- Joe Wise
Considering Your Budget In Summer
Updated: Apr 13
Considering Your Budget in Summer. Seriously?
Between the accounting, meetings and receiving community approval, just the thought of preparing an annual budget for your homeowners association may be enough to make you cringe. If given plenty of time to draft and review, your association can successfully create a budget that benefits the community. Establish homeowner buy-in and less conflict with these three steps: Initiate, Involve, and Inform.
I. Initiate in Advance
Quality takes time. Because the budgeting process involves numerous inputs, it is essential to allow ample time for each person to effectively contribute. Don’t let holiday stress later in the year compound with association responsibilities. Give your Board time to gather financial reports, previous budgets, vendor proposals for upcoming projects, reserve reports, etc.
II. Involve Other Residents
Consider appointing a budget committee. This doesn’t have to be a group of financial experts. Seek candidates who know the association, such as former board members or long-time residents with an understanding of community priorities. Though accounting skills are important, a demonstration of neighborly sentiment will go a long way.
III. Inform the Community
Budgets create opportunity for community orientation to the HOA’s priorities and define what resources are available to meet the common expenses.
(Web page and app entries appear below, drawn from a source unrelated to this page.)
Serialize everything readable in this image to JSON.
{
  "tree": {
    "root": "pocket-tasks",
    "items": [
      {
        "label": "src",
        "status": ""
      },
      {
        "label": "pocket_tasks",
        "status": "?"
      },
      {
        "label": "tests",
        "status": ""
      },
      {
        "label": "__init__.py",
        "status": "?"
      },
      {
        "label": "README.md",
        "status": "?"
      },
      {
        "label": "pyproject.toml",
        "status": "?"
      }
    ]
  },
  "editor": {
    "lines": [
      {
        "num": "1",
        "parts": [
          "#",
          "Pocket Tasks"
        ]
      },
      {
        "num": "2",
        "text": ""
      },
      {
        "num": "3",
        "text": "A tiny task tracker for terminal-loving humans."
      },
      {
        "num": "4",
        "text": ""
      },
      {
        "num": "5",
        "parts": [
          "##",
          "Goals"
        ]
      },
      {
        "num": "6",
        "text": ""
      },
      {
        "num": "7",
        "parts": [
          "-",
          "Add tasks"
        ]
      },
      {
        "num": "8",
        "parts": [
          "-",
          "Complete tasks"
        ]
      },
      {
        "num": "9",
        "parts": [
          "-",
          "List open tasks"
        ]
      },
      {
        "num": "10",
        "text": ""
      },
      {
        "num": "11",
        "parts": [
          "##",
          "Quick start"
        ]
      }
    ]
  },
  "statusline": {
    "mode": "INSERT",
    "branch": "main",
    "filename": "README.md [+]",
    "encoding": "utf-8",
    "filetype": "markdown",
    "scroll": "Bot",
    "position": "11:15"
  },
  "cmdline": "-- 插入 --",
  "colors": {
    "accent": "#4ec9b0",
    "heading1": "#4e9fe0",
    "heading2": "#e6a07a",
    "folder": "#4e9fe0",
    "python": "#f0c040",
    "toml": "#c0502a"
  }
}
Often an association’s financial related tension results from owners feeling uninformed about the pressing needs and priorities of the HOA. Participating in a “glass house” style of governance encourages trust in the Board. According to this property management company there are several effective ways to keep your HOA members informed:
a. Ask the community—Polling your residents allows them to feel heard and gives them a chance to offer input before drafting an initial budget. (ex. Ask, “Should we keep the pool open into October? If yes, it will result in additional heating expense.” Show your residents that the Board desires to prioritize what matters to homeowners.)
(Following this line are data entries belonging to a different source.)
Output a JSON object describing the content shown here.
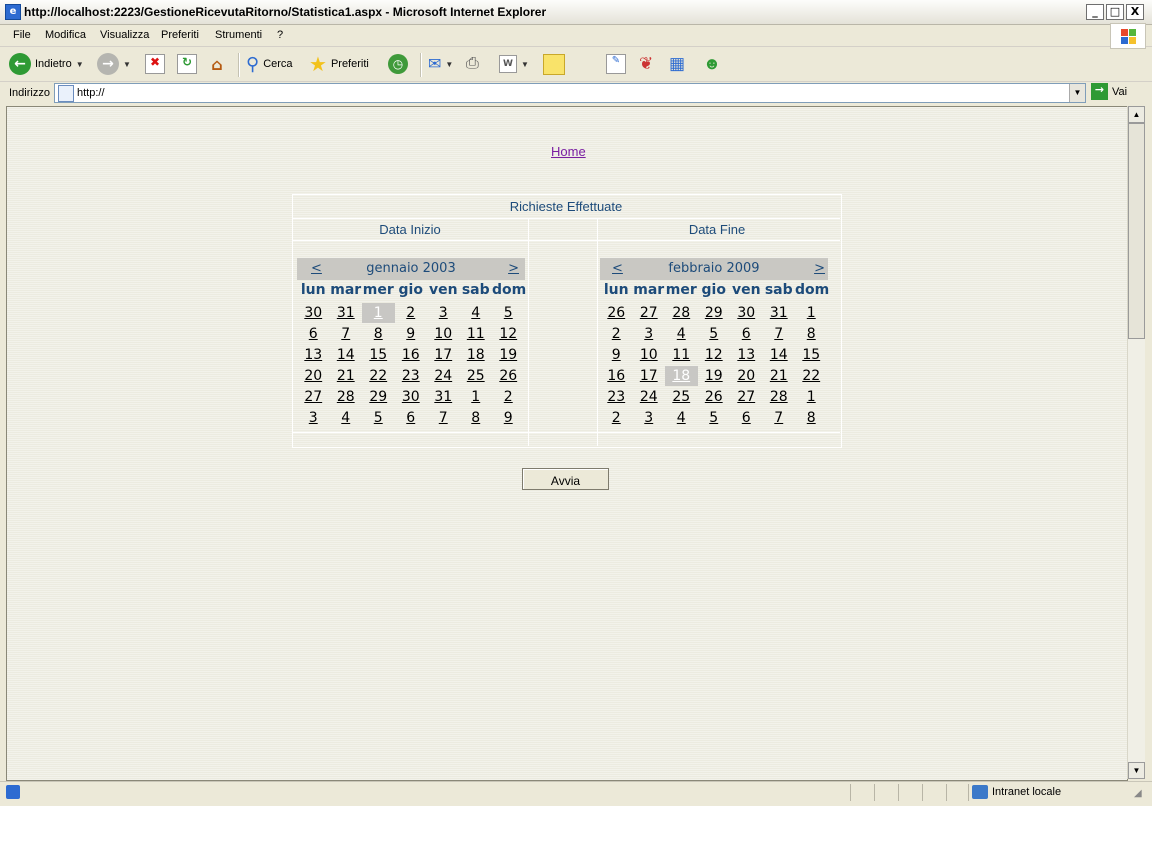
{
  "window": {
    "title": "http://localhost:2223/GestioneRicevutaRitorno/Statistica1.aspx - Microsoft Internet Explorer",
    "controls": [
      "_",
      "□",
      "X"
    ]
  },
  "menu": [
    "File",
    "Modifica",
    "Visualizza",
    "Preferiti",
    "Strumenti",
    "?"
  ],
  "toolbar": {
    "back": "Indietro",
    "search": "Cerca",
    "favorites": "Preferiti"
  },
  "address": {
    "label": "Indirizzo",
    "value": "http://",
    "go": "Vai"
  },
  "page": {
    "home_link": "Home",
    "table_title": "Richieste Effettuate",
    "start_label": "Data Inizio",
    "end_label": "Data Fine",
    "submit": "Avvia"
  },
  "calendars": [
    {
      "prev": "<",
      "next": ">",
      "month": "gennaio 2003",
      "dows": [
        "lun",
        "mar",
        "mer",
        "gio",
        "ven",
        "sab",
        "dom"
      ],
      "weeks": [
        [
          "30",
          "31",
          "1",
          "2",
          "3",
          "4",
          "5"
        ],
        [
          "6",
          "7",
          "8",
          "9",
          "10",
          "11",
          "12"
        ],
        [
          "13",
          "14",
          "15",
          "16",
          "17",
          "18",
          "19"
        ],
        [
          "20",
          "21",
          "22",
          "23",
          "24",
          "25",
          "26"
        ],
        [
          "27",
          "28",
          "29",
          "30",
          "31",
          "1",
          "2"
        ],
        [
          "3",
          "4",
          "5",
          "6",
          "7",
          "8",
          "9"
        ]
      ],
      "selected": [
        0,
        2
      ]
    },
    {
      "prev": "<",
      "next": ">",
      "month": "febbraio 2009",
      "dows": [
        "lun",
        "mar",
        "mer",
        "gio",
        "ven",
        "sab",
        "dom"
      ],
      "weeks": [
        [
          "26",
          "27",
          "28",
          "29",
          "30",
          "31",
          "1"
        ],
        [
          "2",
          "3",
          "4",
          "5",
          "6",
          "7",
          "8"
        ],
        [
          "9",
          "10",
          "11",
          "12",
          "13",
          "14",
          "15"
        ],
        [
          "16",
          "17",
          "18",
          "19",
          "20",
          "21",
          "22"
        ],
        [
          "23",
          "24",
          "25",
          "26",
          "27",
          "28",
          "1"
        ],
        [
          "2",
          "3",
          "4",
          "5",
          "6",
          "7",
          "8"
        ]
      ],
      "selected": [
        3,
        2
      ]
    }
  ],
  "status": {
    "zone": "Intranet locale"
  }
}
b. Invite homeowners to your review meeting—After the first draft is created, encourage homeowners to attend your Board’s review meeting where they can ask questions and offer comments.
c. Distribute the approved budget—Once the budget is approved, distribute copies to each homeowner with line item notes and a specific explanation for any assessment changes.
There’s no way to fully avoid stress in developing a budget but starting the process far in advance will help manage it. Encouraging community involvement gives homeowners peace of mind by creating a suitable budget for the group. A budget is an important tool for your association—let the planning and budgeting process aid you in building a stronger community. If budgeting and other association duties are daunting to your Board, consider hiring a reputable management firm. Wise Property Solutions, AAMC® is an accredited HOA management firm that provides management plans, practical expertise, and professional guidance to East Tennessee communities in the Knoxville and the Tri-Cities.